  • Obligations relating to the release and clearance of goods such as establishing procedures for the processing of import documentation prior to the arrival of goods; and 

  • Measures designed to improve the freedom of transit such as prohibitions against transit regulations.

These clarifications and improvements should benefit Canadian businesses with significant export components, especially ones who export to a wide array of countries and who have encountered difficulties or delays with international shipments and customs clearance of their products.

The Bali Package also includes a political commitment to reduce export subsidies in agriculture and keep them at low levels, and to reduce obstacles to trade when agricultural products are imported through quotas.

The Bali Package also adopts five decisions of WTO's ministers in certain key areas, as part of WTO's regular work under the General Council.

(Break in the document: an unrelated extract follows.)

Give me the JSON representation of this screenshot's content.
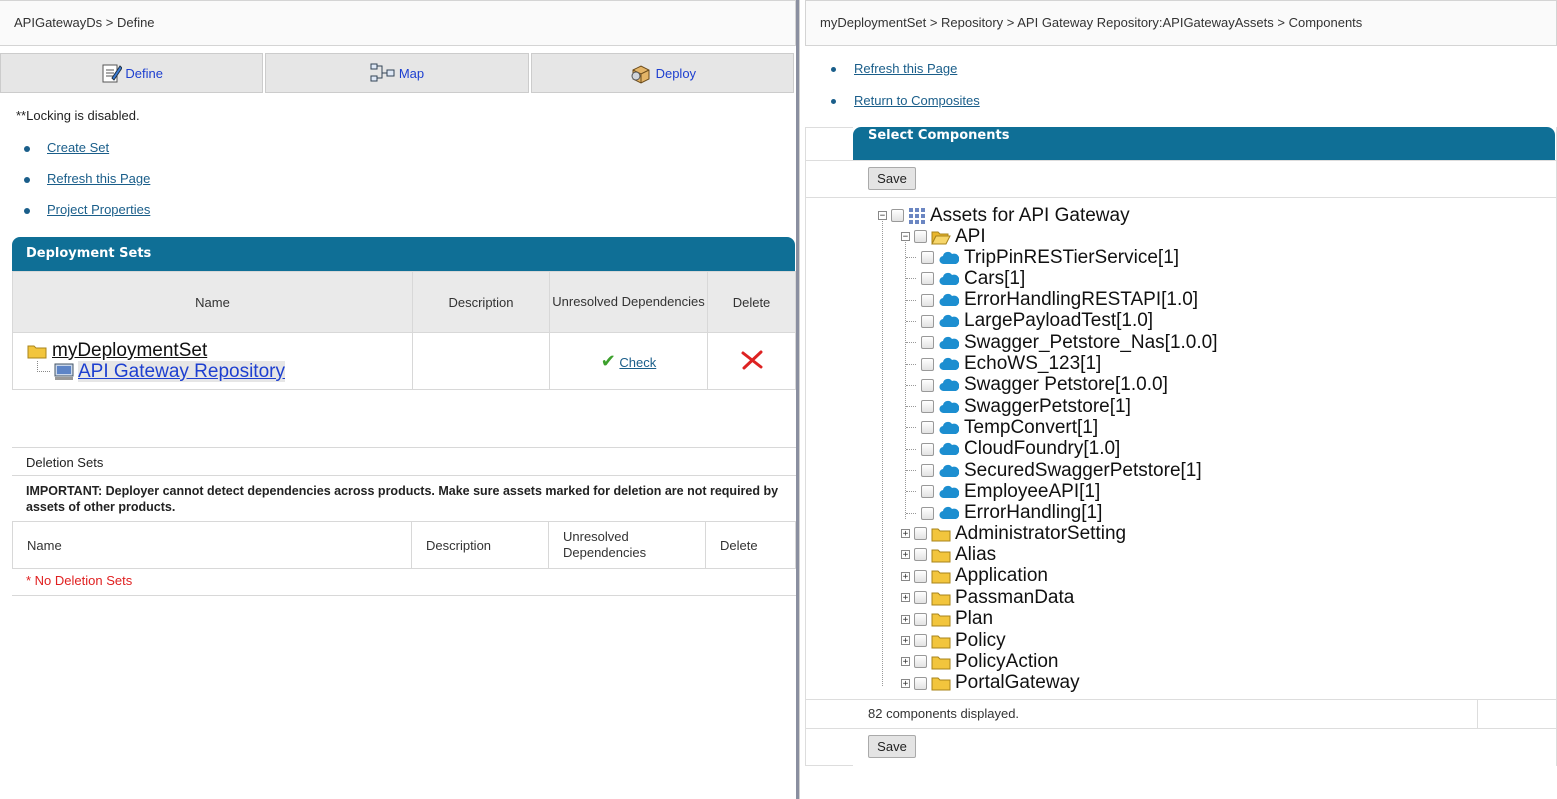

First, in intellectual property, members agreed not to bring "non-violation" cases to the WTO dispute settlement process. Second, in electronic commerce, members agreed not to charge import duties on electronic transmissions. Third, the ministers decided to give special consideration to issues of small economies. Fourth, the ministers reaffirmed their commitment to Aid for Trade, an initiative that assists developing countries, and in particular the least developed countries, trade. Fifth, the ministers directed their Geneva delegations to continue examining the link between trade and transfer of technology and make possible recommendations on steps that might be taken to increase flows of technology to developing countries.

Quite apart from the content of the Bali Package, perhaps the most significant aspect of the deal is that it happened at all. The Bali Ministerial Conference was nearly derailed when Cuba refused to accept a deal that would not help open the US embargo against it. India had also been an obstacle because of its vociferous objections to provisions that might endanger grain subsidies.

The fact that a deal was made despite these obstacles may rekindle confidence in WTO's ability to further lower barriers to trade at a global, multilateral level. This is particularly important given the increase of bilateral and regional trade negotiations undertaken after little apparent progress in the Doha Round since it started 12 years ago. The Bali Package shows that the Doha talks are not completely dead and, more importantly, that it is possible for WTO members to agree on global trade issues. 

a by Martin Masse, Jonathan O'Hara and Mehdi Hakimi, Student at Law

a cautionary note

The foregoing provides only an overview and does not constitute legal advice. Readers are cautioned against making any decisions based on this material alone. Rather, specific legal advice should be obtained.

© McMillan LLP 2013